» **YOUR OBJECTIVE**
Restate the records that follow word for word; no pictures should appear.

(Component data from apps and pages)
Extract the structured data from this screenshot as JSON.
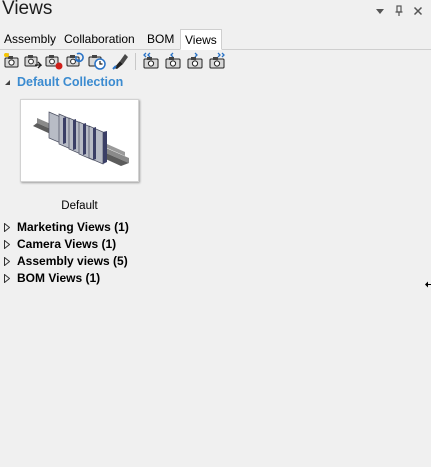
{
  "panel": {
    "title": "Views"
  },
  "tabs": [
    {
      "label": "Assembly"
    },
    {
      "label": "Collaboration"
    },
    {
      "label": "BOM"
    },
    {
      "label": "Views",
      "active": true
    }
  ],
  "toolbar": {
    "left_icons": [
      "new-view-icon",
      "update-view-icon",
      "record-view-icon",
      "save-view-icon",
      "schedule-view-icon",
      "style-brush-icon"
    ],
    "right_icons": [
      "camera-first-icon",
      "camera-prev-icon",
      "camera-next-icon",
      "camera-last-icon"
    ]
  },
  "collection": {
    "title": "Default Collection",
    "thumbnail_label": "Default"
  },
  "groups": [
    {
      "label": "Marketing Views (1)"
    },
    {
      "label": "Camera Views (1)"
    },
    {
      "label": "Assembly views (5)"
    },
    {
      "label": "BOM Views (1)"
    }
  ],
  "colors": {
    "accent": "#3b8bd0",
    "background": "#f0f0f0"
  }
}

» **RESPONSE BELOW**
Extract the structured data from this screenshot as JSON.
{
  "panel": {
    "title": "Views"
  },
  "tabs": [
    {
      "label": "Assembly"
    },
    {
      "label": "Collaboration"
    },
    {
      "label": "BOM"
    },
    {
      "label": "Views",
      "active": true
    }
  ],
  "toolbar": {
    "left_icons": [
      "new-view-icon",
      "update-view-icon",
      "record-view-icon",
      "save-view-icon",
      "schedule-view-icon",
      "style-brush-icon"
    ],
    "right_icons": [
      "camera-first-icon",
      "camera-prev-icon",
      "camera-next-icon",
      "camera-last-icon"
    ]
  },
  "collection": {
    "title": "Default Collection",
    "thumbnail_label": "Default"
  },
  "groups": [
    {
      "label": "Marketing Views (1)"
    },
    {
      "label": "Camera Views (1)"
    },
    {
      "label": "Assembly views (5)"
    },
    {
      "label": "BOM Views (1)"
    }
  ],
  "colors": {
    "accent": "#3b8bd0",
    "background": "#f0f0f0"
  }
}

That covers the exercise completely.